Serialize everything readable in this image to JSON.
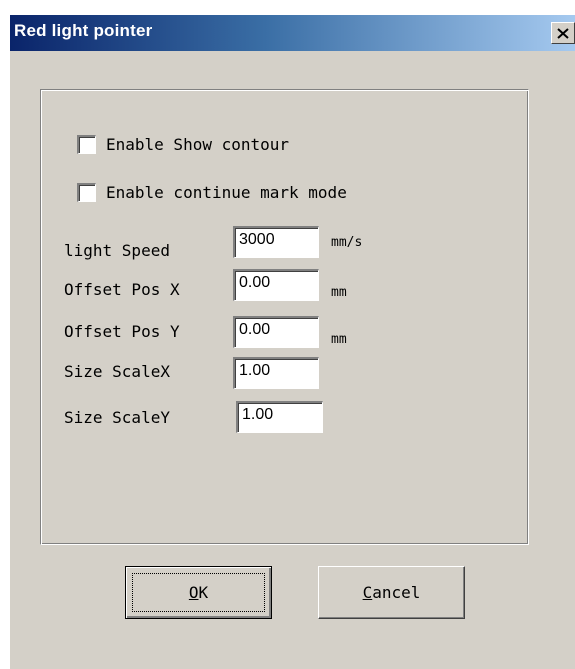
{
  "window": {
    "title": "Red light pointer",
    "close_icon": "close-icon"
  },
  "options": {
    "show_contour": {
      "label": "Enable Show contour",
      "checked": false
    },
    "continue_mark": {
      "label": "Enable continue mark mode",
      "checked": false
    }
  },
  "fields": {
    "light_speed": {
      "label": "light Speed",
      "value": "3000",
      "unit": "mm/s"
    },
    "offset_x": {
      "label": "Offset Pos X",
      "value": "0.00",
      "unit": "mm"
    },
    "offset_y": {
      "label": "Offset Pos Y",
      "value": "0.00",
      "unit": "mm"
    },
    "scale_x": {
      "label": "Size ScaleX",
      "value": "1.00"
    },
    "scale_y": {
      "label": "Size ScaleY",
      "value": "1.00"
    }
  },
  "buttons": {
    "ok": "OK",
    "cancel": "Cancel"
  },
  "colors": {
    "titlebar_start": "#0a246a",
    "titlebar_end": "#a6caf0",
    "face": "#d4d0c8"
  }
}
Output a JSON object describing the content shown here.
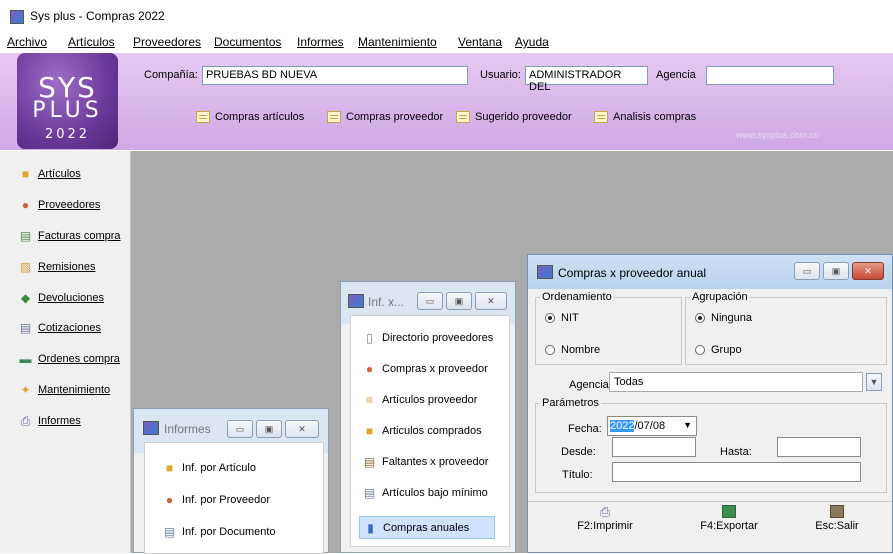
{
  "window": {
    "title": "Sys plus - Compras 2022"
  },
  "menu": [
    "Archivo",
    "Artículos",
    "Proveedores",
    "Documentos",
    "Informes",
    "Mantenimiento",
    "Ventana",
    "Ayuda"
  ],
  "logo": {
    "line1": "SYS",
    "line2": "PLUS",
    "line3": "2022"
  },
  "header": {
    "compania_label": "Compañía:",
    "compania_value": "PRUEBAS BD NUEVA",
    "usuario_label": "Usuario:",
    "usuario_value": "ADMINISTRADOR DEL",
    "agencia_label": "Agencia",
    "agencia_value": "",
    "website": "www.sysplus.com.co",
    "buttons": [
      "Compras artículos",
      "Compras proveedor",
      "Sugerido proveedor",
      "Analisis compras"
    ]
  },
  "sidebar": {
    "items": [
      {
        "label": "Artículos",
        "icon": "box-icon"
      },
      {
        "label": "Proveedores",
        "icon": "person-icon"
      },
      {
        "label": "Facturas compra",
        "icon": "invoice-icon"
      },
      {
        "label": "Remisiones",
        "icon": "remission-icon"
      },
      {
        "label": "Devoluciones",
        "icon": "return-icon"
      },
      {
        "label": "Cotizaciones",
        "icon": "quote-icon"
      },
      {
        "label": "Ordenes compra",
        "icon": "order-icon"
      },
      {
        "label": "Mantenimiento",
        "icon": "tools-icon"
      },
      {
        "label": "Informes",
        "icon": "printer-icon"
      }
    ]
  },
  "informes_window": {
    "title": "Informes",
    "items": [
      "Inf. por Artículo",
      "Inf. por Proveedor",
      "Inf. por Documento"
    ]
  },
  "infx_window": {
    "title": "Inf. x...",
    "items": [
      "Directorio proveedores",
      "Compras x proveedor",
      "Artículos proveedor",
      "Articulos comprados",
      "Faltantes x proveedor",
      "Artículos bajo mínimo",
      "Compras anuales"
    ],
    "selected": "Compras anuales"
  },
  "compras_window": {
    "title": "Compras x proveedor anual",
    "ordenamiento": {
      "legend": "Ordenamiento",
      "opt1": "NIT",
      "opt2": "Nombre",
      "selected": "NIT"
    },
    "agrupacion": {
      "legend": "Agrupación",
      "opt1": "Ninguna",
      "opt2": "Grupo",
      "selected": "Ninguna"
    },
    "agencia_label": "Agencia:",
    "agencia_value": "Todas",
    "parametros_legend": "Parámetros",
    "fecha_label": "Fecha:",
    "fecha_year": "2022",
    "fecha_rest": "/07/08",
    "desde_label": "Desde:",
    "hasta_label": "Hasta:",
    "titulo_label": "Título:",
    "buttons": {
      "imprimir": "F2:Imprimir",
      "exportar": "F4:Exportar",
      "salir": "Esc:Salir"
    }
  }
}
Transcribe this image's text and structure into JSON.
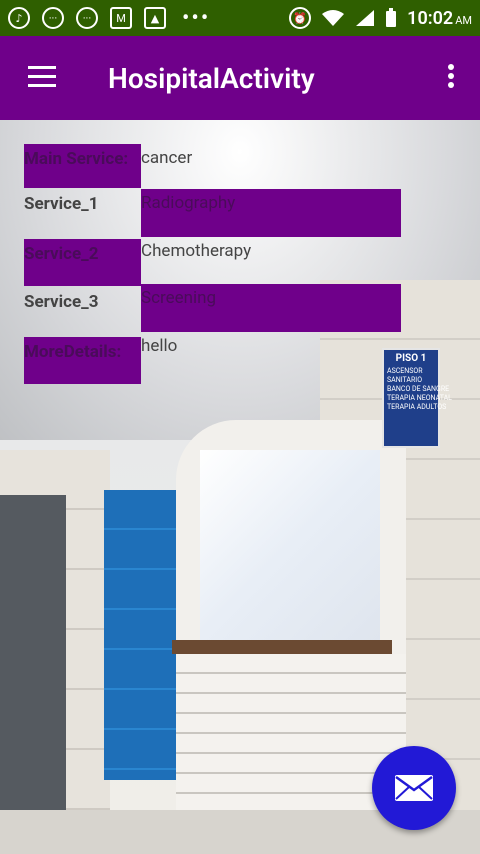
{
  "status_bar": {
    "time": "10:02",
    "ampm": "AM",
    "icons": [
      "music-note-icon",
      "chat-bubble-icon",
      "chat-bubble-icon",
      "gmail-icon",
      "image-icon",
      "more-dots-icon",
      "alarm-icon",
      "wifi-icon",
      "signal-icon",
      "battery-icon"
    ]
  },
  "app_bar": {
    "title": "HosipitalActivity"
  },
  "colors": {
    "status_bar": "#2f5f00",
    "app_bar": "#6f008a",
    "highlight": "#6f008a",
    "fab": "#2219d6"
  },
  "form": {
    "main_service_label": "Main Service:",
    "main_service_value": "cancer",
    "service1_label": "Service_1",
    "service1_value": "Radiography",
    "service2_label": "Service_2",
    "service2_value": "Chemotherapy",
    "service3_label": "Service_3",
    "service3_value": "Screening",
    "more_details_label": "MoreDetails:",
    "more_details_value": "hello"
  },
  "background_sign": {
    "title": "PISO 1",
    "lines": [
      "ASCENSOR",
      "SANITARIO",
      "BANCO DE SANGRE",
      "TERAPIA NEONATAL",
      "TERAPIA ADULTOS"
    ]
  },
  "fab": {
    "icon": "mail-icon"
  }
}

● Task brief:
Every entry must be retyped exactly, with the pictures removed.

● Answer:
Serialize everything readable in this image to JSON.
{
  "window": {
    "title": "Red light pointer",
    "close_icon": "close-icon"
  },
  "options": {
    "show_contour": {
      "label": "Enable Show contour",
      "checked": false
    },
    "continue_mark": {
      "label": "Enable continue mark mode",
      "checked": false
    }
  },
  "fields": {
    "light_speed": {
      "label": "light Speed",
      "value": "3000",
      "unit": "mm/s"
    },
    "offset_x": {
      "label": "Offset Pos X",
      "value": "0.00",
      "unit": "mm"
    },
    "offset_y": {
      "label": "Offset Pos Y",
      "value": "0.00",
      "unit": "mm"
    },
    "scale_x": {
      "label": "Size ScaleX",
      "value": "1.00"
    },
    "scale_y": {
      "label": "Size ScaleY",
      "value": "1.00"
    }
  },
  "buttons": {
    "ok": "OK",
    "cancel": "Cancel"
  },
  "colors": {
    "titlebar_start": "#0a246a",
    "titlebar_end": "#a6caf0",
    "face": "#d4d0c8"
  }
}
Output a JSON object describing the content shown here.
{
  "window": {
    "title": "Sys plus - Compras 2022"
  },
  "menu": [
    "Archivo",
    "Artículos",
    "Proveedores",
    "Documentos",
    "Informes",
    "Mantenimiento",
    "Ventana",
    "Ayuda"
  ],
  "logo": {
    "line1": "SYS",
    "line2": "PLUS",
    "line3": "2022"
  },
  "header": {
    "compania_label": "Compañía:",
    "compania_value": "PRUEBAS BD NUEVA",
    "usuario_label": "Usuario:",
    "usuario_value": "ADMINISTRADOR DEL",
    "agencia_label": "Agencia",
    "agencia_value": "",
    "website": "www.sysplus.com.co",
    "buttons": [
      "Compras artículos",
      "Compras proveedor",
      "Sugerido proveedor",
      "Analisis compras"
    ]
  },
  "sidebar": {
    "items": [
      {
        "label": "Artículos",
        "icon": "box-icon"
      },
      {
        "label": "Proveedores",
        "icon": "person-icon"
      },
      {
        "label": "Facturas compra",
        "icon": "invoice-icon"
      },
      {
        "label": "Remisiones",
        "icon": "remission-icon"
      },
      {
        "label": "Devoluciones",
        "icon": "return-icon"
      },
      {
        "label": "Cotizaciones",
        "icon": "quote-icon"
      },
      {
        "label": "Ordenes compra",
        "icon": "order-icon"
      },
      {
        "label": "Mantenimiento",
        "icon": "tools-icon"
      },
      {
        "label": "Informes",
        "icon": "printer-icon"
      }
    ]
  },
  "informes_window": {
    "title": "Informes",
    "items": [
      "Inf. por Artículo",
      "Inf. por Proveedor",
      "Inf. por Documento"
    ]
  },
  "infx_window": {
    "title": "Inf. x...",
    "items": [
      "Directorio proveedores",
      "Compras x proveedor",
      "Artículos proveedor",
      "Articulos comprados",
      "Faltantes x proveedor",
      "Artículos bajo mínimo",
      "Compras anuales"
    ],
    "selected": "Compras anuales"
  },
  "compras_window": {
    "title": "Compras x proveedor anual",
    "ordenamiento": {
      "legend": "Ordenamiento",
      "opt1": "NIT",
      "opt2": "Nombre",
      "selected": "NIT"
    },
    "agrupacion": {
      "legend": "Agrupación",
      "opt1": "Ninguna",
      "opt2": "Grupo",
      "selected": "Ninguna"
    },
    "agencia_label": "Agencia:",
    "agencia_value": "Todas",
    "parametros_legend": "Parámetros",
    "fecha_label": "Fecha:",
    "fecha_year": "2022",
    "fecha_rest": "/07/08",
    "desde_label": "Desde:",
    "hasta_label": "Hasta:",
    "titulo_label": "Título:",
    "buttons": {
      "imprimir": "F2:Imprimir",
      "exportar": "F4:Exportar",
      "salir": "Esc:Salir"
    }
  }
}
Transcribe this image's text and structure into JSON.
{
  "status_bar": {
    "time": "10:02",
    "ampm": "AM",
    "icons": [
      "music-note-icon",
      "chat-bubble-icon",
      "chat-bubble-icon",
      "gmail-icon",
      "image-icon",
      "more-dots-icon",
      "alarm-icon",
      "wifi-icon",
      "signal-icon",
      "battery-icon"
    ]
  },
  "app_bar": {
    "title": "HosipitalActivity"
  },
  "colors": {
    "status_bar": "#2f5f00",
    "app_bar": "#6f008a",
    "highlight": "#6f008a",
    "fab": "#2219d6"
  },
  "form": {
    "main_service_label": "Main Service:",
    "main_service_value": "cancer",
    "service1_label": "Service_1",
    "service1_value": "Radiography",
    "service2_label": "Service_2",
    "service2_value": "Chemotherapy",
    "service3_label": "Service_3",
    "service3_value": "Screening",
    "more_details_label": "MoreDetails:",
    "more_details_value": "hello"
  },
  "background_sign": {
    "title": "PISO 1",
    "lines": [
      "ASCENSOR",
      "SANITARIO",
      "BANCO DE SANGRE",
      "TERAPIA NEONATAL",
      "TERAPIA ADULTOS"
    ]
  },
  "fab": {
    "icon": "mail-icon"
  }
}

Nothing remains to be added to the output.